The Ethereum and Bitcoin prices are rising. Therefore, many fear that GPU prices could also rise. However, a new mining boom is very unlikely.
Crypto prices rise again
The prices of crypto currencies, especially Bitcoin and Ethereum, have been rising strongly again for a good three weeks. Compared to April 30, Bitcoin price has increased by 31 percent, Ethereum price even by 37 percent. The rapid price increases were triggered on the one hand by a good market situation and on the other by two large acquisitions by investors. Since then, prices have varied, but have remained high. And according to most analyses, prices should continue to rise in the future as well. This has already fuelled fears among some gamers that a new mining boom could begin. In this article I would therefore like to give some insight into mining using the example of Ethereum.
How does mining work at all?
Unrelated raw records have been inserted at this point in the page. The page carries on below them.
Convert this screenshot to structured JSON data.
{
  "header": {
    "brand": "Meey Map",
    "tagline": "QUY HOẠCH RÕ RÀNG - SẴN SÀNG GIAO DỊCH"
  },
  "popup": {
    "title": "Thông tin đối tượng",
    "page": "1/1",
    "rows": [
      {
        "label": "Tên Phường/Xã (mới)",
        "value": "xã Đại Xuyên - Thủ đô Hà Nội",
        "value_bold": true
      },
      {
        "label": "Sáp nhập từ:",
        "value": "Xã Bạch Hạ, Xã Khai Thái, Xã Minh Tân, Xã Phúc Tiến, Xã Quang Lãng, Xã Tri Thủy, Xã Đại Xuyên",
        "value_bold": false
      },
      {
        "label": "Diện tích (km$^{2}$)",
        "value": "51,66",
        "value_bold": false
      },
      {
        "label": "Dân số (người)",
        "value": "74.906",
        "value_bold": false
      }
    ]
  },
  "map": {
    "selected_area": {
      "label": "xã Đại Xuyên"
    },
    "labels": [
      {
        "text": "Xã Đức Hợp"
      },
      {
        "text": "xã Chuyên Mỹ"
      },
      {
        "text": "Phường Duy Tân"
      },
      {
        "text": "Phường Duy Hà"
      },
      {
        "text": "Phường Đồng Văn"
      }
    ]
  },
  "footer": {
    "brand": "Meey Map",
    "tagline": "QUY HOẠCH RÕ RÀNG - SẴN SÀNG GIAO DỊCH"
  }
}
There are some crypto currencies that rely on the Proof of Work procedure to legitimize their own blockchain. A so-called block is calculated at random using an algorithm. This requires computing power provided by the miners. The first person to calculate the block is rewarded with a defined number of units of the minted crypto currency. With this completely calculated, i.e. “found” block, a certain number of transactions can be legitimized on the blockchain. For these transactions, which were executed by users of the crypto currency, a fee must also be paid, which also is paid to the miners.
While in the early days of Bitcoin even normal computer processors could be used for relatively high yields for mining, today this is almost only possible using so-called ASIC miners. They can only handle the calculations on the Bitcoin blockchain. On the one hand such miners are expensive, on the other hand they make sense to operate only at a certain size. With other crypto currencies, on the other hand, the calculations run on graphics cards. For this no special hardware is used, but sometimes also quite normal gaming graphics cards. The Ethereum mining boom in particular triggered a real crisis last year. During the first wave In spring 2017, there were suddenly no more graphics cards to buy, during the second wave in early 2018, the prices for graphics cards shot to astronomical heights. With the fall of the Bitcoin and Ethereum share prices, mining became less and less attractive. But profitability also suffered from the many participants.
How mining is profitable
Private users in particular began to mine with their own hardware or to buy additional graphics cards just for mining during the first wave. I myself built and operated various miners for Ethereum mining at the end of 2016. While the first Miner with six AMD Radeon HD 7970 was still relatively inefficient (20 MH/s per card with a total consumption of 1,800 watts), the following Miners performed better. I built one rig with six AMD Radeon R7 370s, the third rig ran with five RX 470 8 GB. Especially the last rig was extremely effective and reached with overclocking and undervolting 30 MH/s with less than 800 Watt consumption. The base was manageable with an inexpensive motherboard, a small SSD, eight gigabytes of RAM and an efficient power supply.
Compared to today, however, this is almost nothing. The Radeon VII achieves an impressive 90 MH/s out of the box in Ethereum mining at 300 watts consumption. With optimizations 100 MH/s at 200 Watt consumption are probably also possible. However, the costs for the graphics card are enormous, which is why many Miners probably stay with mid-range cards like the GTX 1060 or the RX 570/RX 580.
The consumption of the entire system and the number of MH/s reached are two of three important variables. The third size is the Difficulty. It depends on how many miners mine on the Ethereum Blockchain at the same time. If many rigs mine at the same time, the Difficulty is high and the yield low. If we now assume that a mining rig with five Radeon VII GPUs delivers 500 MH/s and consumes 1,000 watts at a price of 0.20 US dollars for electricity, we will achieve a yield of $4.12 per day. This corresponds to $1,503.76 per year if the prices per Ether remain the same. However, if prices fall, the profit is negligible. In addition, there are the acquisition costs for the hardware, which amount to a good $3,900.
No new mining boom in sight
So, is there another mining boom coming? From today’s perspective, this question can actually be answered relatively easily. While mining was so profitable in the second mining wave that many private individuals also entered the market with small rigs, the market currently looks different. Most coins can no longer be mined profitably without long-term investment. Those who can’t get cheap electricity always have to struggle with efficiency.
Another argument is that there is now also a kind of ASIC miner for the largest mining-currency Ethereum. It does not require a graphics card and is therefore the right choice for large mining farms. Although they are much more universal with graphics cards, at the end of the day only the short-term profit counts. In addition, Ethereum will switch from Proof of Work to Proof of Stake in the foreseeable future. Then the mining of the most profitable crypto currency is history anyway. The gamers can therefore breathe a sigh of relief. A new mining boom is not in sight.